A groundbreaking and controversial gene therapy experiment is underway at New York Presbyterian Hospital. They're transplanting billions of copies of a gene into the brain of a 55-year-old man with Parkinson's Disease. The procedure is designed to help quiet an area of the brain that is overactive in Parkinson's patients and causes uncontrolled movements and stiffness. Researchers first insert the gene called "Gad" into a weakened, harmless virus that serves as the delivery system. The genes are then injected into the brain through a long thin catheter while the patient is awake. It's hoped that the gene will trigger brain cells to make a chemical called "Gaba" which will help reset the overactive cells.
The FDA has approved a small study of 12 patients to determine if the procedure is safe in people. In studies so far, it has worked but only in monkeys.

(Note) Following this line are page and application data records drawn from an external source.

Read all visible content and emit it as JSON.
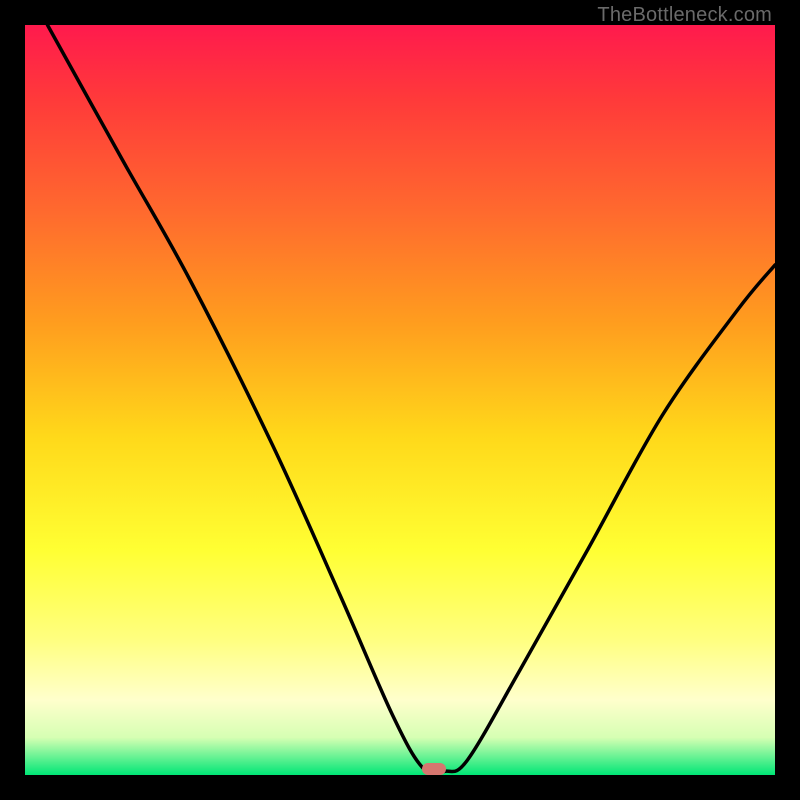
{
  "watermark": "TheBottleneck.com",
  "chart_data": {
    "type": "line",
    "title": "",
    "xlabel": "",
    "ylabel": "",
    "xlim": [
      0,
      100
    ],
    "ylim": [
      0,
      100
    ],
    "grid": false,
    "legend": false,
    "series": [
      {
        "name": "bottleneck-curve",
        "points": [
          {
            "x": 3,
            "y": 100
          },
          {
            "x": 13,
            "y": 82
          },
          {
            "x": 22,
            "y": 66
          },
          {
            "x": 33,
            "y": 44
          },
          {
            "x": 42,
            "y": 24
          },
          {
            "x": 49,
            "y": 8
          },
          {
            "x": 53,
            "y": 1
          },
          {
            "x": 56,
            "y": 0.5
          },
          {
            "x": 59,
            "y": 2
          },
          {
            "x": 66,
            "y": 14
          },
          {
            "x": 75,
            "y": 30
          },
          {
            "x": 85,
            "y": 48
          },
          {
            "x": 95,
            "y": 62
          },
          {
            "x": 100,
            "y": 68
          }
        ]
      }
    ],
    "marker": {
      "x": 54.5,
      "y": 0.8,
      "width_pct": 3.2,
      "height_pct": 1.6
    },
    "colors": {
      "curve": "#000000",
      "marker": "#d6766f",
      "gradient_top": "#ff1a4d",
      "gradient_bottom": "#00e676"
    }
  }
}
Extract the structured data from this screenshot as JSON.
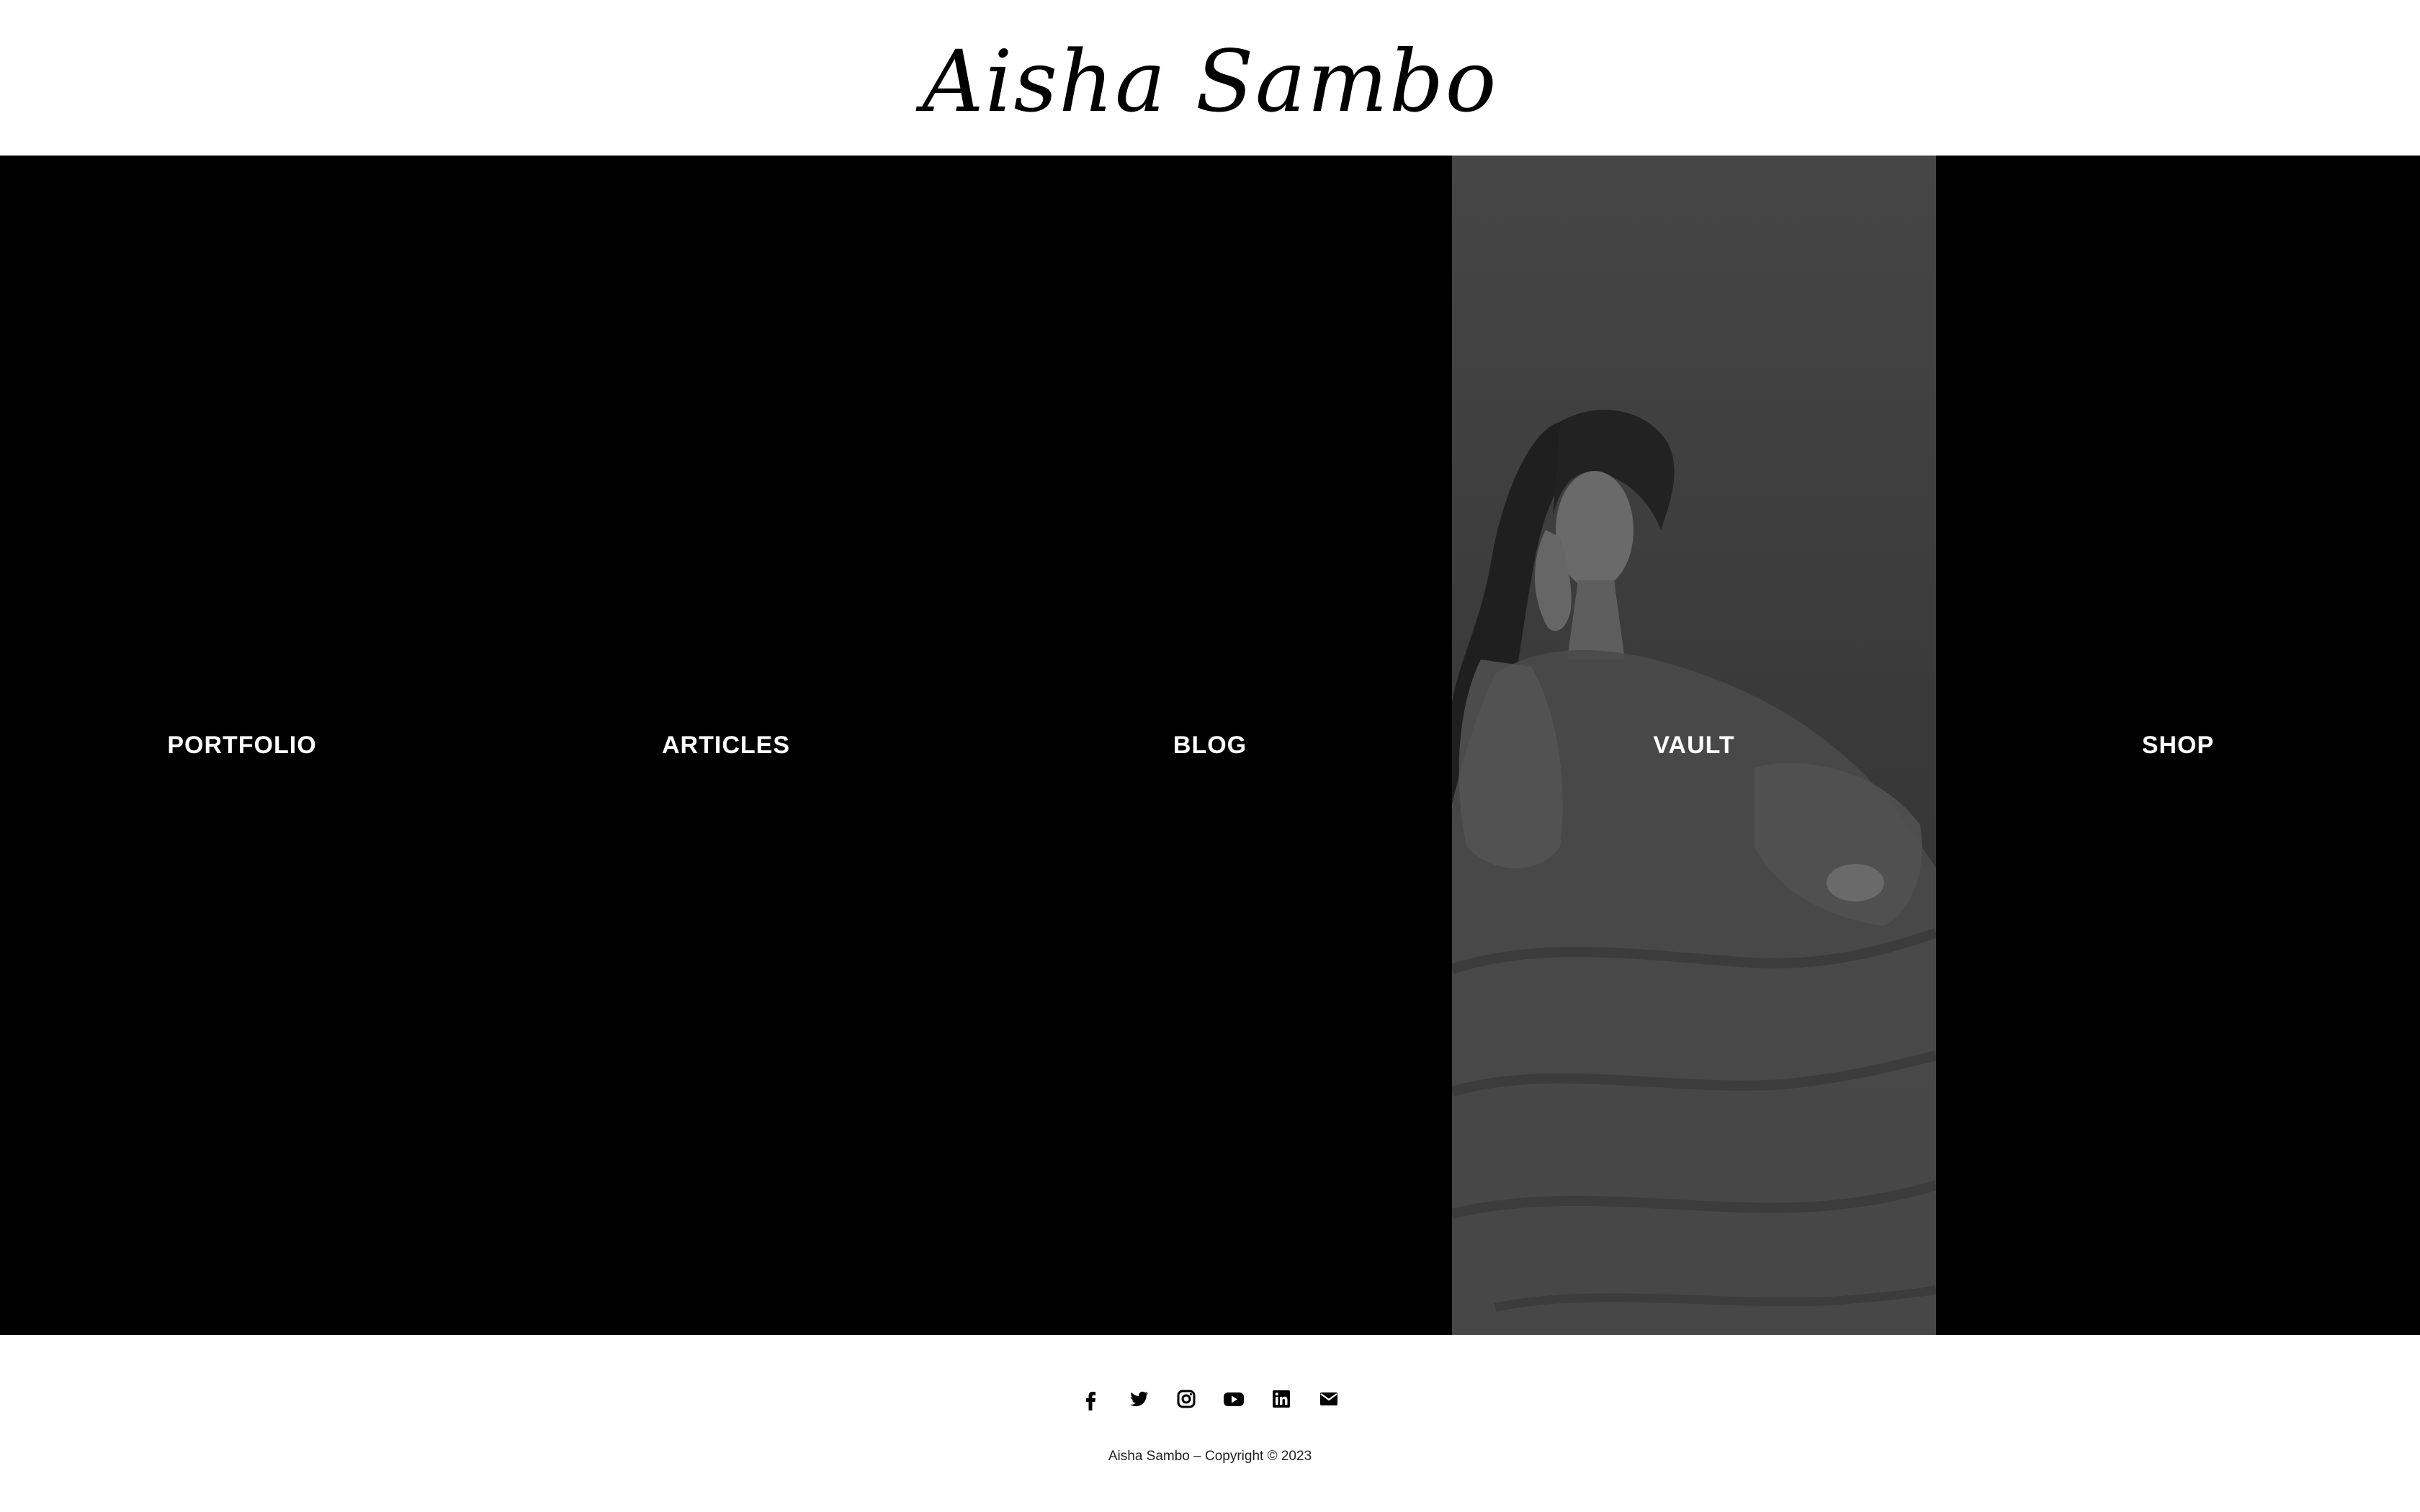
{
  "header": {
    "logo_text": "Aisha Sambo"
  },
  "menu": {
    "items": [
      {
        "label": "PORTFOLIO"
      },
      {
        "label": "ARTICLES"
      },
      {
        "label": "BLOG"
      },
      {
        "label": "VAULT",
        "active": true
      },
      {
        "label": "SHOP"
      }
    ]
  },
  "footer": {
    "social_icons": [
      "facebook-icon",
      "twitter-icon",
      "instagram-icon",
      "youtube-icon",
      "linkedin-icon",
      "envelope-icon"
    ],
    "copyright": "Aisha Sambo – Copyright © 2023"
  },
  "colors": {
    "background": "#ffffff",
    "panel": "#000000",
    "text_on_panel": "#ffffff"
  }
}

We know kids inherit risk factors for things like heart disease, cancer, diabetes but scientists know very little about the triggers that kick start those illnesses. So, now, the government is about to launch the largest, most expensive, long-range study of kids yet, a $2.5 billion project that will follow 100,000 kids for an unprecedented 21 years. Even before the kids are born, researchers will begin by looking at any chemicals or medications taken during pregnancy. Then later, it will follow these children through adulthood, more than two decades. That's just phase one of this effort. Pediatric Cardiologist Edward Clark says that it is an extraordinary partnership between the national institutes of health, the CDC and the Environmental Protection Agency to finally come to an understanding of how environment interacts with genetics and produces health or disease. enrollment for this monumental 21 year study is expected to begin sometime next year.